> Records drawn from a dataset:
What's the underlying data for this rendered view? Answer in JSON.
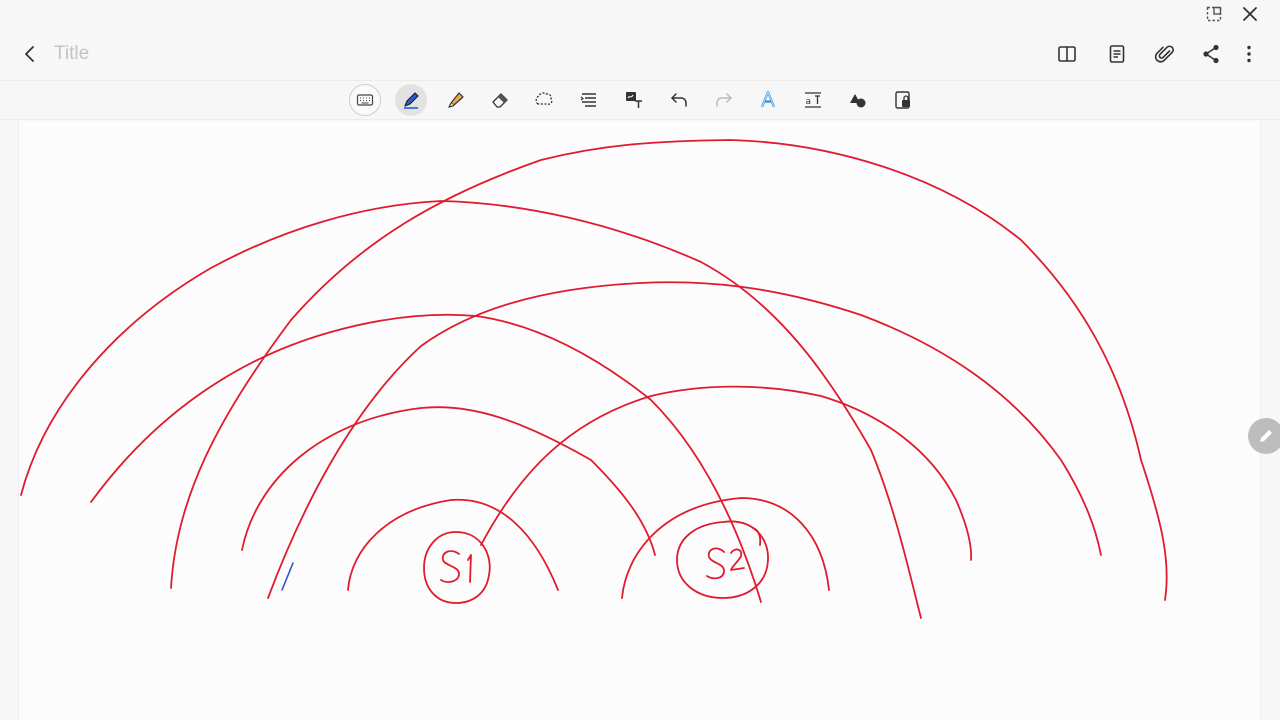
{
  "window": {
    "controls": [
      "popup-view-icon",
      "close-icon"
    ]
  },
  "header": {
    "back_icon": "chevron-left-icon",
    "title_placeholder": "Title",
    "title_value": "",
    "actions": [
      "book-view-icon",
      "page-template-icon",
      "attachment-icon",
      "share-icon",
      "more-options-icon"
    ]
  },
  "toolbar": {
    "tools": [
      "keyboard",
      "pen",
      "highlighter",
      "eraser",
      "lasso",
      "text-align",
      "handwriting-to-text",
      "undo",
      "redo",
      "text-style",
      "text-spacing",
      "shapes",
      "read-only-lock"
    ],
    "selected": "pen",
    "colors": {
      "pen_accent": "#2a5bd7",
      "highlighter": "#f2a64a",
      "active_text": "#2a8fe0"
    }
  },
  "canvas": {
    "labels": [
      "S1",
      "S2"
    ],
    "ink_color": "#e01b2f",
    "accent_stroke_color": "#2b55c9"
  },
  "floating_button": {
    "icon": "pen-icon"
  }
}
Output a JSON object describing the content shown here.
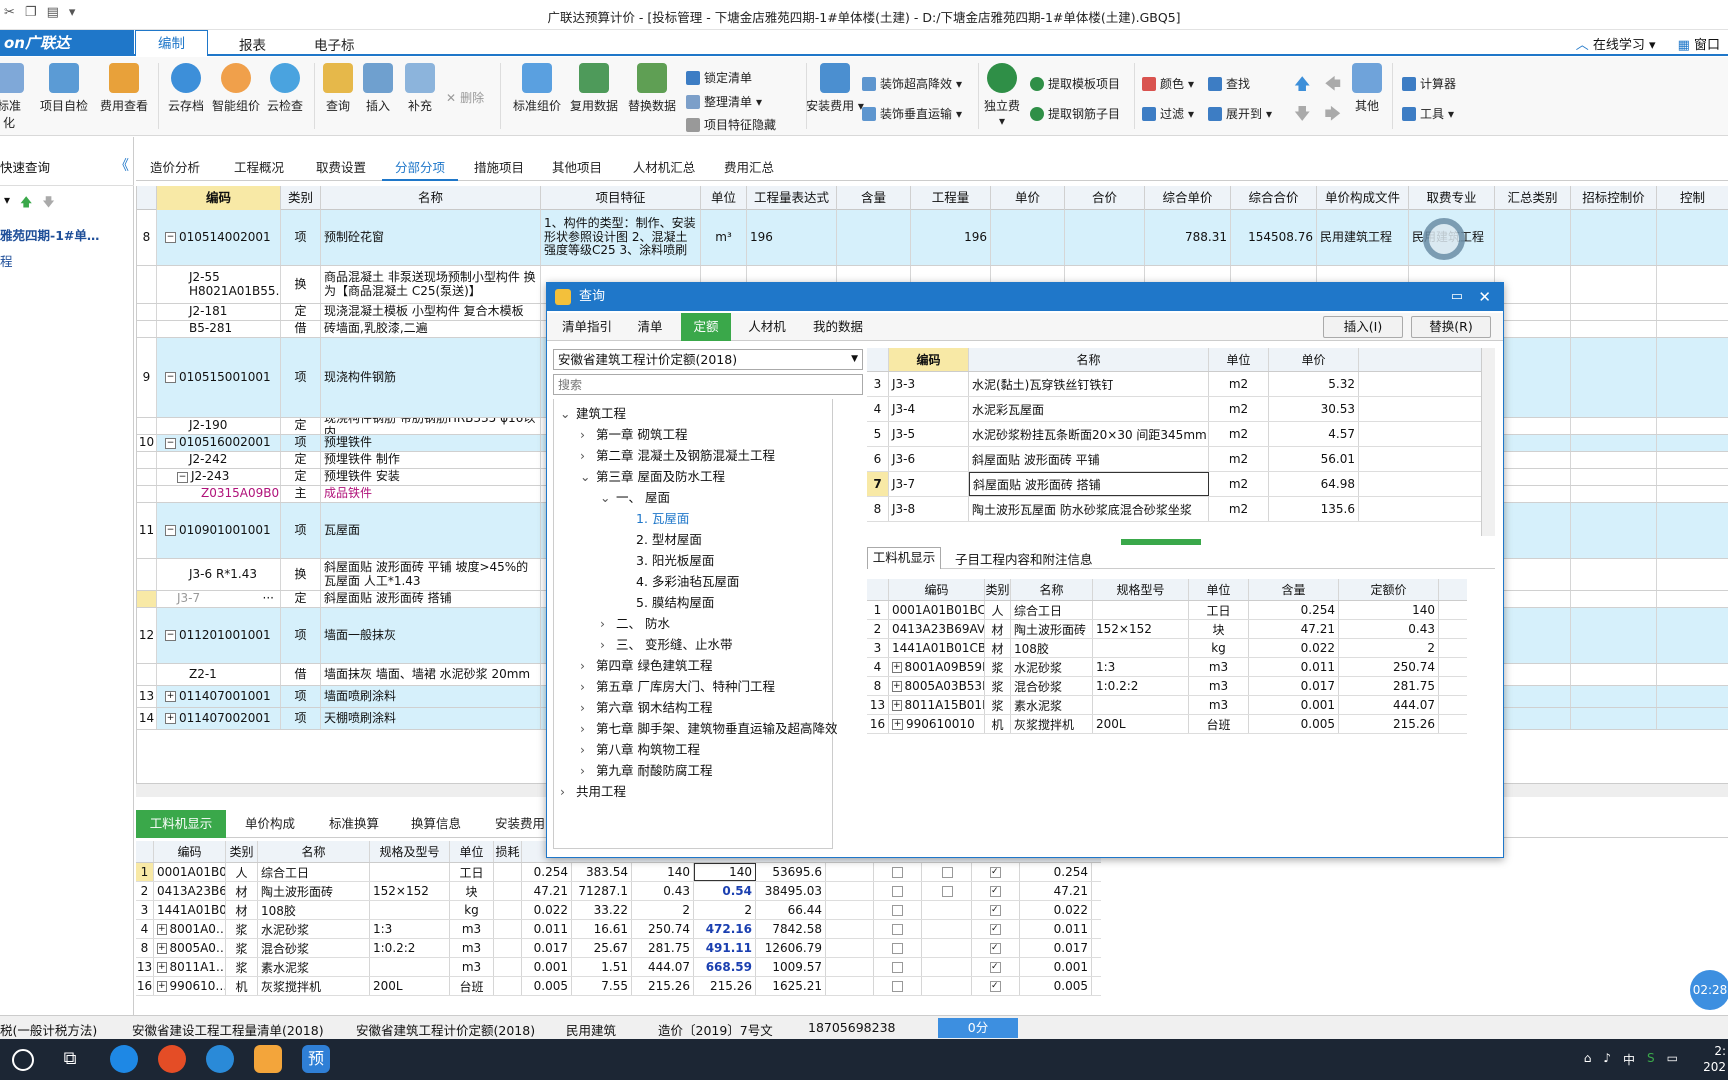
{
  "window": {
    "title": "广联达预算计价 - [投标管理 - 下塘金店雅苑四期-1#单体楼(土建) - D:/下塘金店雅苑四期-1#单体楼(土建).GBQ5]"
  },
  "menu": {
    "logo": "on广联达",
    "tabs": [
      "编制",
      "报表",
      "电子标"
    ],
    "active": "编制",
    "right": [
      "在线学习",
      "窗口"
    ]
  },
  "ribbon": {
    "big": [
      "标准化",
      "项目自检",
      "费用查看",
      "云存档",
      "智能组价",
      "云检查",
      "查询",
      "插入",
      "补充",
      "删除",
      "标准组价",
      "复用数据",
      "替换数据",
      "安装费用",
      "独立费",
      "其他"
    ],
    "small": [
      "锁定清单",
      "整理清单",
      "项目特征隐藏",
      "装饰超高降效",
      "装饰垂直运输",
      "提取模板项目",
      "提取钢筋子目",
      "颜色",
      "查找",
      "过滤",
      "展开到",
      "计算器",
      "工具"
    ]
  },
  "left": {
    "title": "快速查询",
    "node": "雅苑四期-1#单…",
    "sub": "程"
  },
  "pagetabs": [
    "造价分析",
    "工程概况",
    "取费设置",
    "分部分项",
    "措施项目",
    "其他项目",
    "人材机汇总",
    "费用汇总"
  ],
  "grid": {
    "headers": [
      "编码",
      "类别",
      "名称",
      "项目特征",
      "单位",
      "工程量表达式",
      "含量",
      "工程量",
      "单价",
      "合价",
      "综合单价",
      "综合合价",
      "单价构成文件",
      "取费专业",
      "汇总类别",
      "招标控制价",
      "控制"
    ],
    "rows": [
      {
        "no": "8",
        "code": "010514002001",
        "type": "项",
        "name": "预制砼花窗",
        "feat": "1、构件的类型：制作、安装 形状参照设计图 2、混凝土强度等级C25 3、涂料喷刷",
        "unit": "m³",
        "expr": "196",
        "qty": "196",
        "zhdj": "788.31",
        "zhhj": "154508.76",
        "file": "民用建筑工程",
        "zy": "民用建筑工程"
      },
      {
        "no": "",
        "code": "J2-55 H8021A01B55…",
        "type": "换",
        "name": "商品混凝土 非泵送现场预制小型构件 换为【商品混凝土 C25(泵送)】"
      },
      {
        "no": "",
        "code": "J2-181",
        "type": "定",
        "name": "现浇混凝土模板 小型构件 复合木模板"
      },
      {
        "no": "",
        "code": "B5-281",
        "type": "借",
        "name": "砖墙面,乳胶漆,二遍"
      },
      {
        "no": "9",
        "code": "010515001001",
        "type": "项",
        "name": "现浇构件钢筋"
      },
      {
        "no": "",
        "code": "J2-190",
        "type": "定",
        "name": "现浇构件钢筋 带肋钢筋HRB335 φ16以内"
      },
      {
        "no": "10",
        "code": "010516002001",
        "type": "项",
        "name": "预埋铁件"
      },
      {
        "no": "",
        "code": "J2-242",
        "type": "定",
        "name": "预埋铁件 制作"
      },
      {
        "no": "",
        "code": "J2-243",
        "type": "定",
        "name": "预埋铁件 安装"
      },
      {
        "no": "",
        "code": "Z0315A09B0…",
        "type": "主",
        "name": "成品铁件"
      },
      {
        "no": "11",
        "code": "010901001001",
        "type": "项",
        "name": "瓦屋面"
      },
      {
        "no": "",
        "code": "J3-6 R*1.43",
        "type": "换",
        "name": "斜屋面贴 波形面砖 平铺 坡度>45%的瓦屋面 人工*1.43"
      },
      {
        "no": "",
        "code": "J3-7",
        "type": "定",
        "name": "斜屋面贴 波形面砖 搭铺"
      },
      {
        "no": "12",
        "code": "011201001001",
        "type": "项",
        "name": "墙面一般抹灰"
      },
      {
        "no": "",
        "code": "Z2-1",
        "type": "借",
        "name": "墙面抹灰 墙面、墙裙 水泥砂浆 20mm"
      },
      {
        "no": "13",
        "code": "011407001001",
        "type": "项",
        "name": "墙面喷刷涂料"
      },
      {
        "no": "14",
        "code": "011407002001",
        "type": "项",
        "name": "天棚喷刷涂料"
      }
    ]
  },
  "bottom": {
    "tabs": [
      "工料机显示",
      "单价构成",
      "标准换算",
      "换算信息",
      "安装费用"
    ],
    "headers": [
      "编码",
      "类别",
      "名称",
      "规格及型号",
      "单位",
      "损耗"
    ],
    "rows": [
      {
        "no": "1",
        "code": "0001A01B0…",
        "type": "人",
        "name": "综合工日",
        "spec": "",
        "unit": "工日",
        "c1": "0.254",
        "c2": "383.54",
        "c3": "140",
        "c4": "140",
        "c5": "53695.6",
        "c6": "0.254"
      },
      {
        "no": "2",
        "code": "0413A23B6…",
        "type": "材",
        "name": "陶土波形面砖",
        "spec": "152×152",
        "unit": "块",
        "c1": "47.21",
        "c2": "71287.1",
        "c3": "0.43",
        "c4": "0.54",
        "c5": "38495.03",
        "c6": "47.21"
      },
      {
        "no": "3",
        "code": "1441A01B0…",
        "type": "材",
        "name": "108胶",
        "spec": "",
        "unit": "kg",
        "c1": "0.022",
        "c2": "33.22",
        "c3": "2",
        "c4": "2",
        "c5": "66.44",
        "c6": "0.022"
      },
      {
        "no": "4",
        "code": "8001A0…",
        "type": "浆",
        "name": "水泥砂浆",
        "spec": "1:3",
        "unit": "m3",
        "c1": "0.011",
        "c2": "16.61",
        "c3": "250.74",
        "c4": "472.16",
        "c5": "7842.58",
        "c6": "0.011"
      },
      {
        "no": "8",
        "code": "8005A0…",
        "type": "浆",
        "name": "混合砂浆",
        "spec": "1:0.2:2",
        "unit": "m3",
        "c1": "0.017",
        "c2": "25.67",
        "c3": "281.75",
        "c4": "491.11",
        "c5": "12606.79",
        "c6": "0.017"
      },
      {
        "no": "13",
        "code": "8011A1…",
        "type": "浆",
        "name": "素水泥浆",
        "spec": "",
        "unit": "m3",
        "c1": "0.001",
        "c2": "1.51",
        "c3": "444.07",
        "c4": "668.59",
        "c5": "1009.57",
        "c6": "0.001"
      },
      {
        "no": "16",
        "code": "990610…",
        "type": "机",
        "name": "灰浆搅拌机",
        "spec": "200L",
        "unit": "台班",
        "c1": "0.005",
        "c2": "7.55",
        "c3": "215.26",
        "c4": "215.26",
        "c5": "1625.21",
        "c6": "0.005"
      }
    ]
  },
  "dialog": {
    "title": "查询",
    "tabs": [
      "清单指引",
      "清单",
      "定额",
      "人材机",
      "我的数据"
    ],
    "active": "定额",
    "insert": "插入(I)",
    "replace": "替换(R)",
    "library": "安徽省建筑工程计价定额(2018)",
    "search_placeholder": "搜索",
    "tree": [
      {
        "t": "建筑工程",
        "lv": 0,
        "s": "v"
      },
      {
        "t": "第一章 砌筑工程",
        "lv": 1,
        "s": ">"
      },
      {
        "t": "第二章 混凝土及钢筋混凝土工程",
        "lv": 1,
        "s": ">"
      },
      {
        "t": "第三章 屋面及防水工程",
        "lv": 1,
        "s": "v"
      },
      {
        "t": "一、 屋面",
        "lv": 2,
        "s": "v"
      },
      {
        "t": "1. 瓦屋面",
        "lv": 3,
        "s": "",
        "sel": true
      },
      {
        "t": "2. 型材屋面",
        "lv": 3,
        "s": ""
      },
      {
        "t": "3. 阳光板屋面",
        "lv": 3,
        "s": ""
      },
      {
        "t": "4. 多彩油毡瓦屋面",
        "lv": 3,
        "s": ""
      },
      {
        "t": "5. 膜结构屋面",
        "lv": 3,
        "s": ""
      },
      {
        "t": "二、 防水",
        "lv": 2,
        "s": ">"
      },
      {
        "t": "三、 变形缝、止水带",
        "lv": 2,
        "s": ">"
      },
      {
        "t": "第四章 绿色建筑工程",
        "lv": 1,
        "s": ">"
      },
      {
        "t": "第五章 厂库房大门、特种门工程",
        "lv": 1,
        "s": ">"
      },
      {
        "t": "第六章 钢木结构工程",
        "lv": 1,
        "s": ">"
      },
      {
        "t": "第七章 脚手架、建筑物垂直运输及超高降效",
        "lv": 1,
        "s": ">"
      },
      {
        "t": "第八章 构筑物工程",
        "lv": 1,
        "s": ">"
      },
      {
        "t": "第九章 耐酸防腐工程",
        "lv": 1,
        "s": ">"
      },
      {
        "t": "共用工程",
        "lv": 0,
        "s": ">"
      }
    ],
    "qhead": [
      "编码",
      "名称",
      "单位",
      "单价"
    ],
    "qrows": [
      {
        "no": "3",
        "code": "J3-3",
        "name": "水泥(黏土)瓦穿铁丝钉铁钉",
        "unit": "m2",
        "price": "5.32"
      },
      {
        "no": "4",
        "code": "J3-4",
        "name": "水泥彩瓦屋面",
        "unit": "m2",
        "price": "30.53"
      },
      {
        "no": "5",
        "code": "J3-5",
        "name": "水泥砂浆粉挂瓦条断面20×30 间距345mm",
        "unit": "m2",
        "price": "4.57"
      },
      {
        "no": "6",
        "code": "J3-6",
        "name": "斜屋面贴 波形面砖 平铺",
        "unit": "m2",
        "price": "56.01"
      },
      {
        "no": "7",
        "code": "J3-7",
        "name": "斜屋面贴 波形面砖 搭铺",
        "unit": "m2",
        "price": "64.98"
      },
      {
        "no": "8",
        "code": "J3-8",
        "name": "陶土波形瓦屋面 防水砂浆底混合砂浆坐浆",
        "unit": "m2",
        "price": "135.6"
      }
    ],
    "subtabs": [
      "工料机显示",
      "子目工程内容和附注信息"
    ],
    "lhead": [
      "编码",
      "类别",
      "名称",
      "规格型号",
      "单位",
      "含量",
      "定额价"
    ],
    "lrows": [
      {
        "no": "1",
        "code": "0001A01B01BC",
        "type": "人",
        "name": "综合工日",
        "spec": "",
        "unit": "工日",
        "qty": "0.254",
        "price": "140"
      },
      {
        "no": "2",
        "code": "0413A23B69AV",
        "type": "材",
        "name": "陶土波形面砖",
        "spec": "152×152",
        "unit": "块",
        "qty": "47.21",
        "price": "0.43"
      },
      {
        "no": "3",
        "code": "1441A01B01CB",
        "type": "材",
        "name": "108胶",
        "spec": "",
        "unit": "kg",
        "qty": "0.022",
        "price": "2"
      },
      {
        "no": "4",
        "code": "8001A09B59BV",
        "type": "浆",
        "name": "水泥砂浆",
        "spec": "1:3",
        "unit": "m3",
        "qty": "0.011",
        "price": "250.74"
      },
      {
        "no": "8",
        "code": "8005A03B53BV",
        "type": "浆",
        "name": "混合砂浆",
        "spec": "1:0.2:2",
        "unit": "m3",
        "qty": "0.017",
        "price": "281.75"
      },
      {
        "no": "13",
        "code": "8011A15B01BV",
        "type": "浆",
        "name": "素水泥浆",
        "spec": "",
        "unit": "m3",
        "qty": "0.001",
        "price": "444.07"
      },
      {
        "no": "16",
        "code": "990610010",
        "type": "机",
        "name": "灰浆搅拌机",
        "spec": "200L",
        "unit": "台班",
        "qty": "0.005",
        "price": "215.26"
      }
    ]
  },
  "status": [
    "税(一般计税方法)",
    "安徽省建设工程工程量清单(2018)",
    "安徽省建筑工程计价定额(2018)",
    "民用建筑",
    "造价〔2019〕7号文",
    "18705698238",
    "0分"
  ],
  "timer": "02:28",
  "clock": [
    "2:",
    "202"
  ],
  "colors": {
    "accent": "#1f77c9",
    "green": "#3aa84a",
    "rowblue": "#d6f0fb"
  }
}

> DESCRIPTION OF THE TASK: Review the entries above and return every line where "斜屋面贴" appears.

> REPLY:
        "name": "斜屋面贴 波形面砖 平铺 坡度>45%的瓦屋面 人工*1.43"
        "name": "斜屋面贴 波形面砖 搭铺"
        "name": "斜屋面贴 波形面砖 平铺",
        "name": "斜屋面贴 波形面砖 搭铺",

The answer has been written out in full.